Content starts

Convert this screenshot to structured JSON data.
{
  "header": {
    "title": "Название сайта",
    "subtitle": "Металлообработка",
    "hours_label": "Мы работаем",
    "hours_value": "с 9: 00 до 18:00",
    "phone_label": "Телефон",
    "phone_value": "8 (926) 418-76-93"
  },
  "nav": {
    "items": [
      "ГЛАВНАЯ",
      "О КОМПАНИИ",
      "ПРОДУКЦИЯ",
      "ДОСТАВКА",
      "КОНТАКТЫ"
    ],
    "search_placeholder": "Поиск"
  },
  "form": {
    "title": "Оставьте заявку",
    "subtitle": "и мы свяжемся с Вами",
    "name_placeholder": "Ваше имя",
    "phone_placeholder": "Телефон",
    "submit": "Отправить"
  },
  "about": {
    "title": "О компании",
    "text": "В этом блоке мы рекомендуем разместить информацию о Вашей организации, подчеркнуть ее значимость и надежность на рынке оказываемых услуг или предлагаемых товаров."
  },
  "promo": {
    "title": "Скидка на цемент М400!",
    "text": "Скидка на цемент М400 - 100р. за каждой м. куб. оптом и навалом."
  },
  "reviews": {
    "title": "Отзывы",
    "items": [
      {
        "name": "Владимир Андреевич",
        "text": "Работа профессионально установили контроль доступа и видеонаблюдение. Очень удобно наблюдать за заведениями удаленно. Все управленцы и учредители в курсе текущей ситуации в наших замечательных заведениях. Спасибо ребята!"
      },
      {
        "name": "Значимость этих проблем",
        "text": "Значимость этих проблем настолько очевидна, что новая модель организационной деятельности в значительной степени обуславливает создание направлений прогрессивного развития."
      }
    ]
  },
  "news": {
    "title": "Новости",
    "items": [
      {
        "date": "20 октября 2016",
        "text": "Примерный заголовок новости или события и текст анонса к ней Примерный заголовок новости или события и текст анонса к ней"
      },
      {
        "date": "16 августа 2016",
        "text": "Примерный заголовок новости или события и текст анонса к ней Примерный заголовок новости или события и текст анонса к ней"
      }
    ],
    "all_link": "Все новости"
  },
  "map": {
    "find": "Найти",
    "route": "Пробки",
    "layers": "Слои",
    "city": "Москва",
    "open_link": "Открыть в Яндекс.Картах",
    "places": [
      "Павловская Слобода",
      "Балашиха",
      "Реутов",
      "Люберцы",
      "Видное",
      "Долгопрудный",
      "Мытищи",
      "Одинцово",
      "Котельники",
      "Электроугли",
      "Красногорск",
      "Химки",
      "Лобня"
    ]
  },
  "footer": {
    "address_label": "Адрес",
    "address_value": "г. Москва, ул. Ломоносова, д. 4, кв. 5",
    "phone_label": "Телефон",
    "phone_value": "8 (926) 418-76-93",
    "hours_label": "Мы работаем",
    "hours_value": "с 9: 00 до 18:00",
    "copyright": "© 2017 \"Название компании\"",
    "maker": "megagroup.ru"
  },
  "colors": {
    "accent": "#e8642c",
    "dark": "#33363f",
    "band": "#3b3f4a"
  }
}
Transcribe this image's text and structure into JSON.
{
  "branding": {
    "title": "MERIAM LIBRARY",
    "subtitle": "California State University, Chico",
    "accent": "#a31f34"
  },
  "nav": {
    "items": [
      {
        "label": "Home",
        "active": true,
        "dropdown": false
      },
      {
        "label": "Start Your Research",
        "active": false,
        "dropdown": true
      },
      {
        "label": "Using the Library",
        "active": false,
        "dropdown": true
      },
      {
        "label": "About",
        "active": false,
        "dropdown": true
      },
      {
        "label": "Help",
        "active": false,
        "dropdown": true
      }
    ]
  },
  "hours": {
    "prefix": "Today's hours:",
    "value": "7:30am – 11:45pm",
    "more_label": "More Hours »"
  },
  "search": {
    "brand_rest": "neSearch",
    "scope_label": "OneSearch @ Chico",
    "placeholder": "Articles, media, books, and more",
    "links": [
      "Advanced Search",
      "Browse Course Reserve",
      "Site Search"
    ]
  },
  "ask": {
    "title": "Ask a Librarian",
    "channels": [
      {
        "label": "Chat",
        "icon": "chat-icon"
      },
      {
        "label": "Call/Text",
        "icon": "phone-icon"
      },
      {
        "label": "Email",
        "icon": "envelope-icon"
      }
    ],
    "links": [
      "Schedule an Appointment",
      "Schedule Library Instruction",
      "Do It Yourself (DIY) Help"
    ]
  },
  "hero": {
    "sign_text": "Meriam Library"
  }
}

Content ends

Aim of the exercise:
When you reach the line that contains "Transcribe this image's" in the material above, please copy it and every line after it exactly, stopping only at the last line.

Solved exercise:
Transcribe this image's text and structure into JSON.
{
  "branding": {
    "title": "MERIAM LIBRARY",
    "subtitle": "California State University, Chico",
    "accent": "#a31f34"
  },
  "nav": {
    "items": [
      {
        "label": "Home",
        "active": true,
        "dropdown": false
      },
      {
        "label": "Start Your Research",
        "active": false,
        "dropdown": true
      },
      {
        "label": "Using the Library",
        "active": false,
        "dropdown": true
      },
      {
        "label": "About",
        "active": false,
        "dropdown": true
      },
      {
        "label": "Help",
        "active": false,
        "dropdown": true
      }
    ]
  },
  "hours": {
    "prefix": "Today's hours:",
    "value": "7:30am – 11:45pm",
    "more_label": "More Hours »"
  },
  "search": {
    "brand_rest": "neSearch",
    "scope_label": "OneSearch @ Chico",
    "placeholder": "Articles, media, books, and more",
    "links": [
      "Advanced Search",
      "Browse Course Reserve",
      "Site Search"
    ]
  },
  "ask": {
    "title": "Ask a Librarian",
    "channels": [
      {
        "label": "Chat",
        "icon": "chat-icon"
      },
      {
        "label": "Call/Text",
        "icon": "phone-icon"
      },
      {
        "label": "Email",
        "icon": "envelope-icon"
      }
    ],
    "links": [
      "Schedule an Appointment",
      "Schedule Library Instruction",
      "Do It Yourself (DIY) Help"
    ]
  },
  "hero": {
    "sign_text": "Meriam Library"
  }
}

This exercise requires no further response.